A common way of building a PSC is syncing several computers with fast networking (commonly dual gigabit Ethernet switching per processor) linked by a gigabit network switch. Some PSCs[1] use clustered GPUs. For example, the TYANPSC uses 40 Xeon processors to achieve 256 gigaflops.

Applications[edit]

They can be used in medical applications for processing brain and body scans, resulting in faster diagnosis.[2] Another application is persistent aerial surveillance where large amounts of video data needs to be processed and stored.

Examples[edit]

References[edit]

  1. ^ Ganapati, Priya (August 3, 2009). "Personal Supercomputers Promise Teraflops on Your Desk". Wired.com.

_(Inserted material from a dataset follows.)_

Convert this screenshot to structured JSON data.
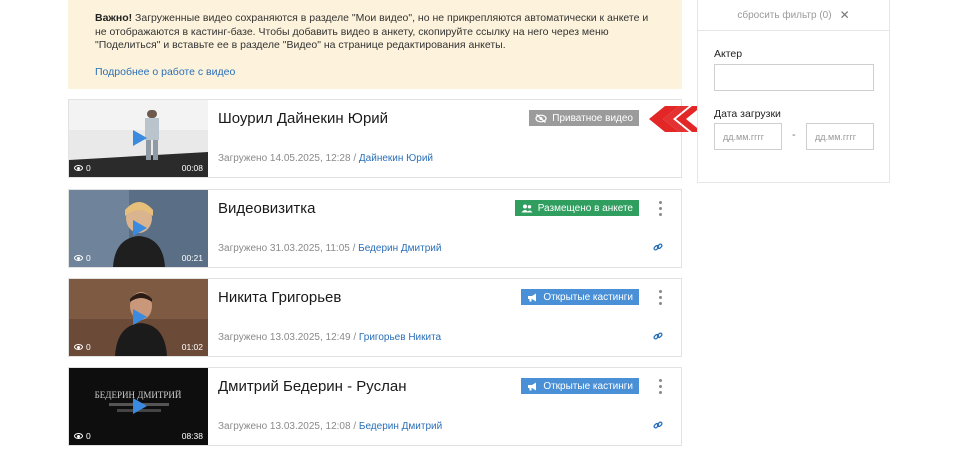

Retrieved 2011-07-08. 
  2. ^ Wardrop, Murray (2008-12-05). "World's first personal supercomputer unveiled". Telegraph. Retrieved 2011-07-08.